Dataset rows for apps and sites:
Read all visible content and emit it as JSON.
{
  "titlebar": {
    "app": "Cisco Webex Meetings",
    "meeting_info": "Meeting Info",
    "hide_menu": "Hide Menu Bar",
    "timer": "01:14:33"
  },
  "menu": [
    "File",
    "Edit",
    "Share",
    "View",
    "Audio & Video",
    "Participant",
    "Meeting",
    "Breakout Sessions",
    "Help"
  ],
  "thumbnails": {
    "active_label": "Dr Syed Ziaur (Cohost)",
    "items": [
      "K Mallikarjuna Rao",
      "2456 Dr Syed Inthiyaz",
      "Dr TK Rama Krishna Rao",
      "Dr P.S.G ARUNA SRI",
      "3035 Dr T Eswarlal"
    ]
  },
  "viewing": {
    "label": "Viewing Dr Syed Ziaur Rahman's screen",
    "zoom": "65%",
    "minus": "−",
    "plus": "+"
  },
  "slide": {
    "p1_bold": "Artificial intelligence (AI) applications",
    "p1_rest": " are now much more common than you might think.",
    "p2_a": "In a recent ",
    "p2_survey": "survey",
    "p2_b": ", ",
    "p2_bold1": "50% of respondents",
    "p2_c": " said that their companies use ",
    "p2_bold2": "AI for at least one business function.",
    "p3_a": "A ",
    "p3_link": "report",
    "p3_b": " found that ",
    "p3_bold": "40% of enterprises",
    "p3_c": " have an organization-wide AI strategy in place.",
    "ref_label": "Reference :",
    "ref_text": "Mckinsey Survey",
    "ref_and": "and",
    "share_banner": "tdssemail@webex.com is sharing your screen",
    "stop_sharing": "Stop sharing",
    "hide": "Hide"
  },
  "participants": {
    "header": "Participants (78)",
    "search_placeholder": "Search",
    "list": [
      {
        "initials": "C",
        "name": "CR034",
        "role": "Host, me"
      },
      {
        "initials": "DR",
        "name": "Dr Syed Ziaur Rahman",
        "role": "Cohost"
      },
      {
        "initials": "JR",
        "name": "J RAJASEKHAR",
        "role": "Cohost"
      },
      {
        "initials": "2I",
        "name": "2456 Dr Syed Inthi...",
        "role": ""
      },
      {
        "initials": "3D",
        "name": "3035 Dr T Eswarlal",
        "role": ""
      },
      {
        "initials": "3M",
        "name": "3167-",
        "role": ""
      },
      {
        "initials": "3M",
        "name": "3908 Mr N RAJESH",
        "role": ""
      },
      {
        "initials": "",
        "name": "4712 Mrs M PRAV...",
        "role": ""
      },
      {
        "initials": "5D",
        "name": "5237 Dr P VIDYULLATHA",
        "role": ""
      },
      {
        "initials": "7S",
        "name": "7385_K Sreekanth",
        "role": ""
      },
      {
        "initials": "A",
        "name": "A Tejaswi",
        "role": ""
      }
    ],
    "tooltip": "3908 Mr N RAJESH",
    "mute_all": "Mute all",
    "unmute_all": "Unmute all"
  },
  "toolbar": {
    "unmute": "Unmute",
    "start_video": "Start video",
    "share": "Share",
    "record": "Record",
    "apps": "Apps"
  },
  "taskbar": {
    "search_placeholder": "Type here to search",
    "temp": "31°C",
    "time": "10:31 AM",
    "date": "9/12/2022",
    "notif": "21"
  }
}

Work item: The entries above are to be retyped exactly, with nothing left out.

Answer area:
Read all visible content and emit it as JSON.
{
  "titlebar": {
    "app": "Cisco Webex Meetings",
    "meeting_info": "Meeting Info",
    "hide_menu": "Hide Menu Bar",
    "timer": "01:14:33"
  },
  "menu": [
    "File",
    "Edit",
    "Share",
    "View",
    "Audio & Video",
    "Participant",
    "Meeting",
    "Breakout Sessions",
    "Help"
  ],
  "thumbnails": {
    "active_label": "Dr Syed Ziaur (Cohost)",
    "items": [
      "K Mallikarjuna Rao",
      "2456 Dr Syed Inthiyaz",
      "Dr TK Rama Krishna Rao",
      "Dr P.S.G ARUNA SRI",
      "3035 Dr T Eswarlal"
    ]
  },
  "viewing": {
    "label": "Viewing Dr Syed Ziaur Rahman's screen",
    "zoom": "65%",
    "minus": "−",
    "plus": "+"
  },
  "slide": {
    "p1_bold": "Artificial intelligence (AI) applications",
    "p1_rest": " are now much more common than you might think.",
    "p2_a": "In a recent ",
    "p2_survey": "survey",
    "p2_b": ", ",
    "p2_bold1": "50% of respondents",
    "p2_c": " said that their companies use ",
    "p2_bold2": "AI for at least one business function.",
    "p3_a": "A ",
    "p3_link": "report",
    "p3_b": " found that ",
    "p3_bold": "40% of enterprises",
    "p3_c": " have an organization-wide AI strategy in place.",
    "ref_label": "Reference :",
    "ref_text": "Mckinsey Survey",
    "ref_and": "and",
    "share_banner": "tdssemail@webex.com is sharing your screen",
    "stop_sharing": "Stop sharing",
    "hide": "Hide"
  },
  "participants": {
    "header": "Participants (78)",
    "search_placeholder": "Search",
    "list": [
      {
        "initials": "C",
        "name": "CR034",
        "role": "Host, me"
      },
      {
        "initials": "DR",
        "name": "Dr Syed Ziaur Rahman",
        "role": "Cohost"
      },
      {
        "initials": "JR",
        "name": "J RAJASEKHAR",
        "role": "Cohost"
      },
      {
        "initials": "2I",
        "name": "2456 Dr Syed Inthi...",
        "role": ""
      },
      {
        "initials": "3D",
        "name": "3035 Dr T Eswarlal",
        "role": ""
      },
      {
        "initials": "3M",
        "name": "3167-",
        "role": ""
      },
      {
        "initials": "3M",
        "name": "3908 Mr N RAJESH",
        "role": ""
      },
      {
        "initials": "",
        "name": "4712 Mrs M PRAV...",
        "role": ""
      },
      {
        "initials": "5D",
        "name": "5237 Dr P VIDYULLATHA",
        "role": ""
      },
      {
        "initials": "7S",
        "name": "7385_K Sreekanth",
        "role": ""
      },
      {
        "initials": "A",
        "name": "A Tejaswi",
        "role": ""
      }
    ],
    "tooltip": "3908 Mr N RAJESH",
    "mute_all": "Mute all",
    "unmute_all": "Unmute all"
  },
  "toolbar": {
    "unmute": "Unmute",
    "start_video": "Start video",
    "share": "Share",
    "record": "Record",
    "apps": "Apps"
  },
  "taskbar": {
    "search_placeholder": "Type here to search",
    "temp": "31°C",
    "time": "10:31 AM",
    "date": "9/12/2022",
    "notif": "21"
  }
}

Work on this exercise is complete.